The publications made on this website are provided and intended for general introductory information purposes only. They do not constitute legal or other professional advice, or an opinion of any kind. Speak to a professional before making decisions about your own particular circumstances.

What documents are helpful to my employment lawyer?

Most Toronto employment lawyers, including myself, offer free initial consultations to prospective clients. To make the most out of the meeting or telephone call, it is important to organize all of important documents and information.

Your lawyer will want to bring with you the following:
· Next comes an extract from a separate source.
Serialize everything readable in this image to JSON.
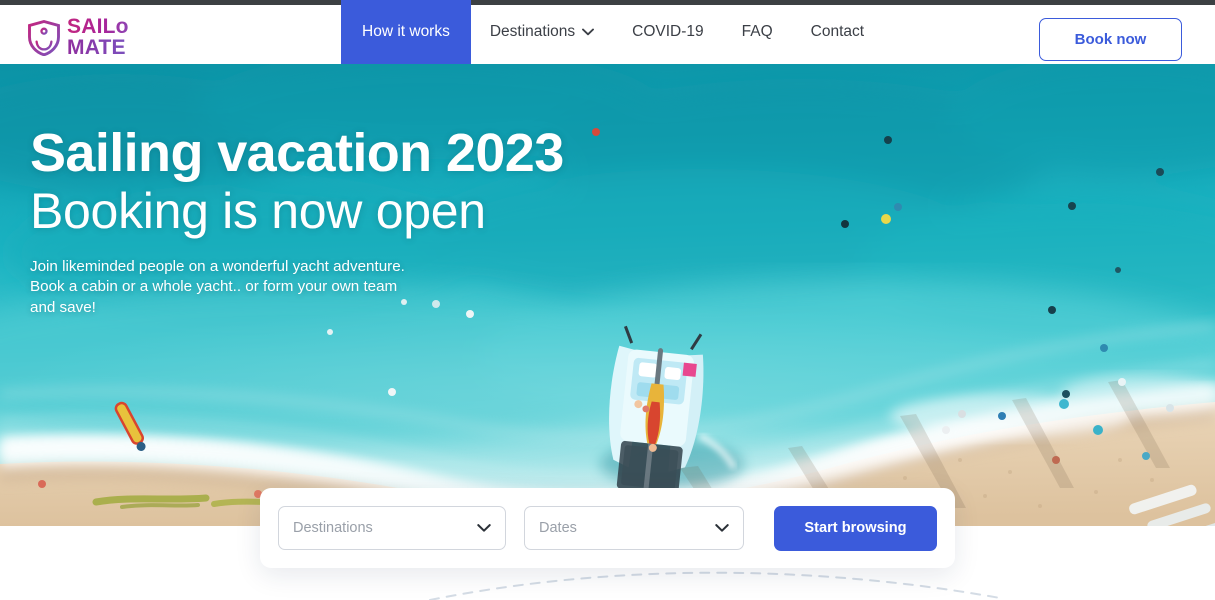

  • Photo identification. It is a requirement of the Law Society of Ontario that lawyers confirm the identity of their clients by reviewing original photo identification of every client and retaining a copy for their records.
  • Your employment contract, if you have one, and any other letter, memo, or email exchanged around the time you were hired.
  • Likewise, your lawyer will want to see all the paperwork your employer gave you when you were fired, including your Record of Employment and termination letter.
  • Any letters, memos, or emails that might help to show why you were fired
  • Documents or other things that show what you did to claim your rights as a worker
  • Any notes you made about things that happened at work, especially if you feel discriminated against or believe there was some other wrong doing by your employer.
  • Contact information for co-workers or others who saw or heard things that could help you show why you were fired.
  • T4 and your most recent pay stubs.
  • Any other paper work you think may be important to your case.

Contact Justin W. Anisman

To contact Justin W. Anisman, the author of this blog, about any employment law related questions or issues you may be facing, call 416-304-7005 or email him at janisman@btzlaw.ca.

Justin W. Anisman is an Employment Lawyer at the Toronto law firm Brauti Thorning Zibarras LLP. Justin advises both companies and individuals in all aspects of employment law including wrongful dismissal, human rights and discrimination.


The publications made on this website are provided and intended for general introductory information purposes only. They do not constitute legal or other professional advice, or an opinion of any kind. Speak to a professional before making decisions about your own particular circumstances.

Important Upcoming Changes to the Ontario Workplace

On November 27, 2017, the Fair Workplaces, Better Jobs Act 2017 received royal assent and became Law in Ontario. Set out below are some of the most important changes to Ontario’s workplaces.

Read more